Rotisserie is a style of roasting meat skewered on a long solid rod, called spit, over a fire in a fireplace or roasted in an oven. The meat is cooked by occasional rotation of the rod over the fire. The meat gets cooked in its own juice and the continuous rotation ensures that it gets evenly basted throughout. People often wonder “is rotisserie chicken healthy” and “is rotisserie chicken good for weight loss?” Well, if you compare this roasted chicken to the deep-fried one which is packed with fats, the roasted one is definitely good for weight loss.
Rotisserie Chicken Nutritional Content
A 100g serving of rotisserie chicken has 184 calories. It has 8g of fats and 96mg of cholesterol and 347mg of sodium. It doesn’t include any carbohydrates but contains 27g of proteins. It has high amounts of omega-6 fatty acids, about 1,087mg. Rotisserie chicken also has a good amount of phosphorous and potassium. It provides three percent of the recommended intake of iron and one percent each of calcium and vitamin A.
Prior to assuming a positive answer to your question “is rotisserie chicken healthy?”, you should rethink. Meats, when cooked at high temperatures, produce carcinogenic compounds called heterocyclic amines (HCAs ). According to the National Cancer Institute, a diet high in HCAs from meat increases the risk of stomach, breast, and colon cancers.
Also, rotisserie chicken has a high amount of sodium which triggers multiple health issues.
Is Store-Bought Rotisserie Chicken Healthy?
Researchers at the Kansas State University found out that ready-to-eat rotisserie chicken had the highest levels of HCAs and the rotisserie chicken skin had even more due to its high-fat, high-protein, and low-moisture content.

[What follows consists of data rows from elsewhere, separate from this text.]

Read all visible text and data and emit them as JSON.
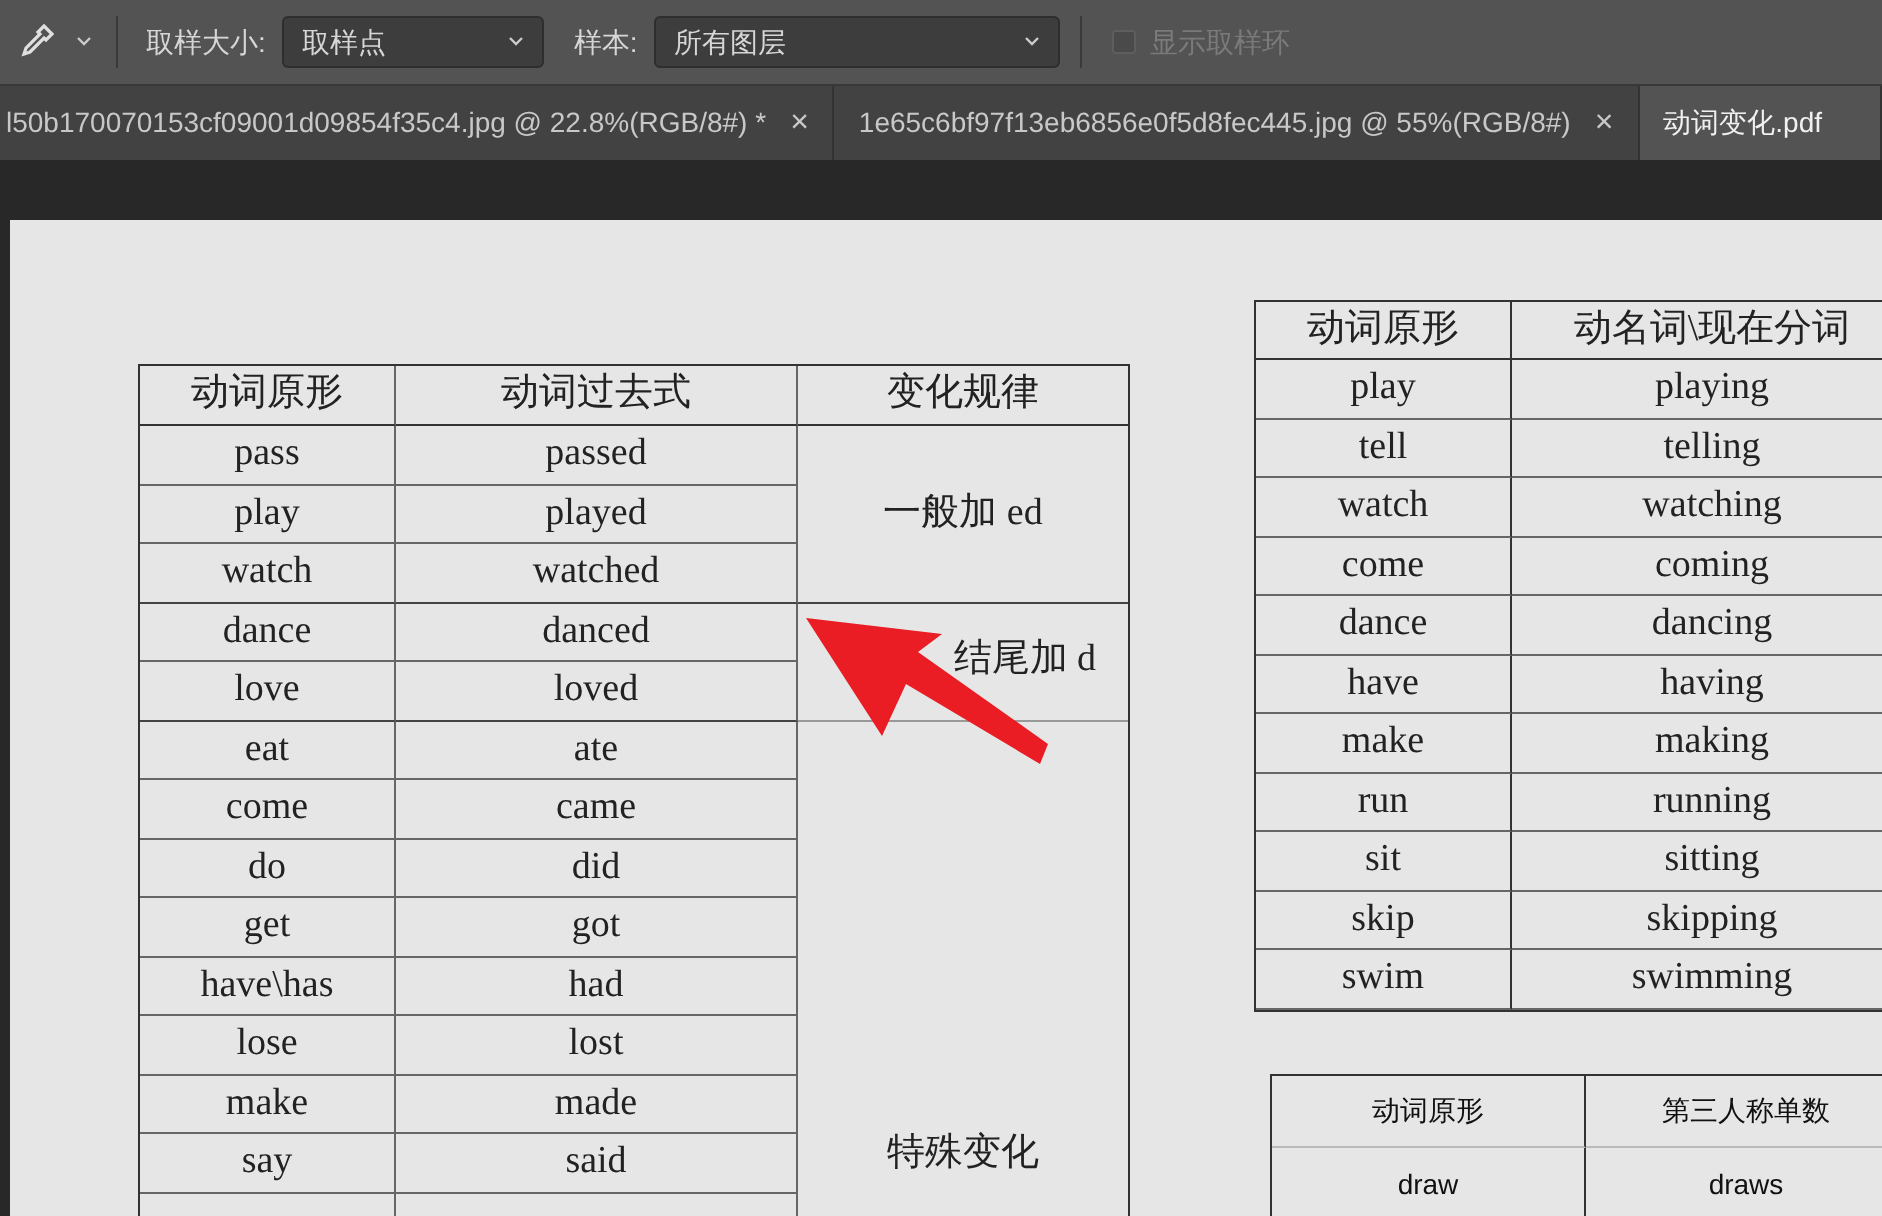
{
  "options_bar": {
    "sample_size_label": "取样大小:",
    "sample_size_value": "取样点",
    "sample_label": "样本:",
    "sample_value": "所有图层",
    "show_ring": {
      "label": "显示取样环",
      "checked": false,
      "disabled": true
    }
  },
  "tabs": [
    {
      "label": "l50b170070153cf09001d09854f35c4.jpg @ 22.8%(RGB/8#) *",
      "close": "×",
      "selected": false
    },
    {
      "label": "1e65c6bf97f13eb6856e0f5d8fec445.jpg @ 55%(RGB/8#)",
      "close": "×",
      "selected": false
    },
    {
      "label": "动词变化.pdf",
      "selected": true
    }
  ],
  "past_table": {
    "columns": [
      "动词原形",
      "动词过去式",
      "变化规律"
    ],
    "groups": [
      {
        "rule": "一般加 ed",
        "rows": [
          [
            "pass",
            "passed"
          ],
          [
            "play",
            "played"
          ],
          [
            "watch",
            "watched"
          ]
        ]
      },
      {
        "rule": "结尾加 d",
        "rows": [
          [
            "dance",
            "danced"
          ],
          [
            "love",
            "loved"
          ]
        ]
      },
      {
        "rule": "特殊变化",
        "rows": [
          [
            "eat",
            "ate"
          ],
          [
            "come",
            "came"
          ],
          [
            "do",
            "did"
          ],
          [
            "get",
            "got"
          ],
          [
            "have\\has",
            "had"
          ],
          [
            "lose",
            "lost"
          ],
          [
            "make",
            "made"
          ],
          [
            "say",
            "said"
          ]
        ]
      }
    ]
  },
  "ing_table": {
    "columns": [
      "动词原形",
      "动名词\\现在分词"
    ],
    "rows": [
      [
        "play",
        "playing"
      ],
      [
        "tell",
        "telling"
      ],
      [
        "watch",
        "watching"
      ],
      [
        "come",
        "coming"
      ],
      [
        "dance",
        "dancing"
      ],
      [
        "have",
        "having"
      ],
      [
        "make",
        "making"
      ],
      [
        "run",
        "running"
      ],
      [
        "sit",
        "sitting"
      ],
      [
        "skip",
        "skipping"
      ],
      [
        "swim",
        "swimming"
      ]
    ]
  },
  "third_person_table": {
    "columns": [
      "动词原形",
      "第三人称单数"
    ],
    "rows": [
      [
        "draw",
        "draws"
      ]
    ]
  }
}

The layer of fat underneath the skin is filled with a type of polyunsaturated omega-6 fat which is highly inflammatory. According to the International Journal of Cancer, dietary patterns very high in omega-6 PUFA may promote breast cancer development.
The store-bought chicken has three times of sodium compared to the home-cooked one. The birds are injected with a saltwater solution that enhances the flavor and moisture.
So now you know the answer to “is rotisserie chicken healthy?”
Benefits of Rotisserie Chicken
Rotisserie chicken is prepared using the dry method of cooking. It just requires seasoning and no prior greasing. The dry cooking method keeps fat and calories in lean protein meat like chicken low.
In addition, rotisserie chicken contains a high amount of protein and fair amounts of vitamins and minerals like iron, zinc, potassium, and vitamin B12. It also contains niacin which promotes healthy digestion and improves skin and nerve health.
Simple Rotisserie Chicken Recipe
- 1 (3 pounds) whole chicken
- 1 pinch salt
- ¼ cup butter, melted
- 1 tablespoon salt
- 1 tablespoon paprika
- ¼ tablespoon ground black pepper
Take a pinch of salt and season the chicken, including the inside. Skewer it on a rotisserie and then grill on high temperature. Roast for 10 minutes.
While the chicken is cooking, mix butter with one tablespoon of salt, paprika, and pepper in a small bowl. Reduce the grill temperature to medium and carefully glaze the chicken with the butter mixture. Let it set and cook the chicken for one to one-and-a-half hours. Keep basting the chicken with the butter mixture occasionally.
Take the temperature of the chicken thigh after the cook time completes. It should read 180°F. Remove the chicken from the rotisserie and let it cool for 10 to 15 minutes. Cut into small pieces and serve with cheesy dip.
So, we know that there are plenty of health benefits when you eat a grilled or baked chicken, there are a few measures you can take to avoid the risk of HCAs. Avoid cooking at a very high temperature. You can keep flipping the chicken to avoid the exposure of one part to the fire for a long time. Prefer using a microwave to shorten the time required for cooking and in turn the exposure to heat. The good part is that according to the research carried out the Kansas State University, marinating the rotisserie chicken with spices, herbs, oils or lemon juice before cooking may reduce its HCA content. So, while you can try out this rotisserie chicken recipe, remember to enjoy it once in a while to avoid any risks.
Ipateno, S., “Nutrition Information of Rotisserie Chicken,” LIVESTRONG.COM web site, January 13, 2014; http://www.livestrong.com/article/351843-rotisserie-chicken-nutrition-information/, last accessed February 14, 2017
“Rotisserie Chicken,” Allrecipes web site; http://allrecipes.com/recipe/93168/rotisserie-chicken/, last accessed February 14, 2017
Chemicals in Meat Cooked at High Temperatures and Cancer Risk,https://www.cancer.gov/about-cancer/causes-prevention/risk/diet/cooked-meats-fact-sheet, last accessed March 14, 2017